With this unit, the primary plug is connected to the output of the UPS, the secondary plug is connected to the commercial power source. If the UPS fails, the load is automatically transferred to the commercial power. Typically, the commercial power is also backup up with a generator. The secondary plug can also be connected to a second UPS. In theory, having two UPSs connected in parallel via an Automatic Transfer Switch would increase the Mean Time Between Failure (MTBF) by 50%.
The Eaton products come with a variety of options, including basic network monitoring, advanced network monitoring, switching and management.
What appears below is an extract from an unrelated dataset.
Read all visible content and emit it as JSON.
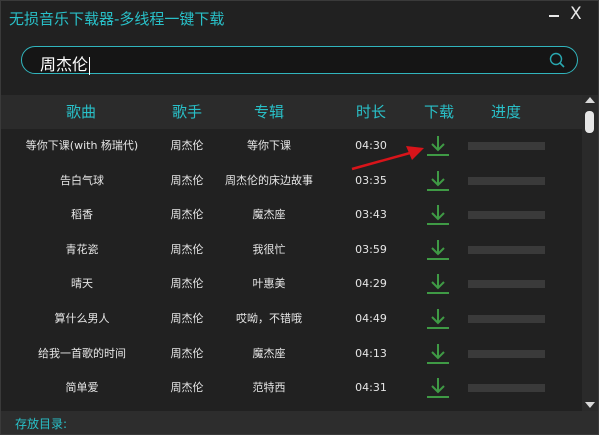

Those features are available via Ethernet or serial data port.
Multiple layers of redundancy is the best method to avoid those late night, weekend or holiday phone calls.
An issue I had to deal with recently; an unstable generator/UPS relationship. When the generator was running under load, it surged repeatedly causing the UPS to drop out and not recharge. Eventually, the UPS ran out of juice and shut down, killing the power to the Sine Systems remote control and telephone system. Of the two, the remote control was the biggest pain to fix, as it lost it’s timed commands and would not reduce power at sun set for the associated class D AM station.
What went wrong? This is a chart of typical problems with generators operating UPS loads:
Fail to “lock on” to generator power
Improper generator frequency or voltage
Poor generator regulation
Unrealistic performance requirements
Instability of generator
Voltage regulator sensitivity
Control loop compatibility
Governor or AVR problem
Fail to sync bypass
Frequency or voltage out of range
Poor frequency stability
Unrealistic performance requirements
Changes to total load on the system
Generator output voltage distortion
Generator excitation methods can be the culprit in many of these situations. Generators often use one of three types of excitation for their field coils:
Shunt excited SCR (silicon controlled recifier)
Shunt excited PWM (pulse width modulation)
PGM (permanent magnet generator)
Of the three, permanent magnet generator is the most stable since the AVR (automatic voltage regulator) is powered by a separate small generator which is unaffected by the load on the main generator output. SCR and PWM both use the generator output windings, which makes them susceptible to load inducted voltage distortion brought on by non-linear loads. Therefore, in locations where large UPSs are known to be part of the load, PGM excited generators are the best choice.
Sometimes, the generator is already in use before the UPS is installed. In that case, there are some remedial steps that can be taken. The speed which the voltage regulator reacts to changes in the load is often the culprit in many of these situations. It may seem counter intuitive, however, the faster the AVR reacts, the more fluctuations there will be in the voltage and frequency. A UPS can operate under a wide range of voltages and frequency, provided they do not rapidly change.
Depending on other loads, it may be necessary to dampen the gain on the AVR to slow it’s reactions down. This will work if there are not large intermittent starting loads on the generator such as air conditioning compressors.
Another method would be to delay the UPS transfer to generator power until after all the other loads have been satisfied. This will ensure that the generator voltage and current fluctuations are damped by the existing load.
The generator’s size needs to account for the equipment attached to the UPS and the battery charging load. With a larger UPS, the battery charging load can be significant. Generators that are improperly sized will not be made to work under any circumstances, hence the “unrealistic performance requirements” noted in the chart above.
You can read the entire Cummins Power white paper on generators powering UPS loads here.